**WHAT NEEDS TO BE DONE:** The listing that follows should be copied in full and exactly, with no pictures.
·····
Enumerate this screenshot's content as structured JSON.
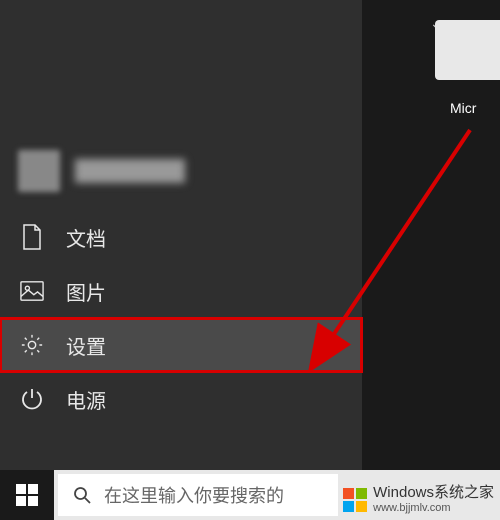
{
  "desktop": {
    "chevron": "⌄",
    "icon_label": "Micr"
  },
  "start_menu": {
    "items": [
      {
        "id": "documents",
        "label": "文档",
        "highlighted": false
      },
      {
        "id": "pictures",
        "label": "图片",
        "highlighted": false
      },
      {
        "id": "settings",
        "label": "设置",
        "highlighted": true
      },
      {
        "id": "power",
        "label": "电源",
        "highlighted": false
      }
    ]
  },
  "taskbar": {
    "search_placeholder": "在这里输入你要搜索的"
  },
  "watermark": {
    "title": "Windows系统之家",
    "url": "www.bjjmlv.com"
  },
  "annotation": {
    "arrow_color": "#d80000"
  }
}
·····
**WORKED SOLUTION:**
Enumerate this screenshot's content as structured JSON.
{
  "desktop": {
    "chevron": "⌄",
    "icon_label": "Micr"
  },
  "start_menu": {
    "items": [
      {
        "id": "documents",
        "label": "文档",
        "highlighted": false
      },
      {
        "id": "pictures",
        "label": "图片",
        "highlighted": false
      },
      {
        "id": "settings",
        "label": "设置",
        "highlighted": true
      },
      {
        "id": "power",
        "label": "电源",
        "highlighted": false
      }
    ]
  },
  "taskbar": {
    "search_placeholder": "在这里输入你要搜索的"
  },
  "watermark": {
    "title": "Windows系统之家",
    "url": "www.bjjmlv.com"
  },
  "annotation": {
    "arrow_color": "#d80000"
  }
}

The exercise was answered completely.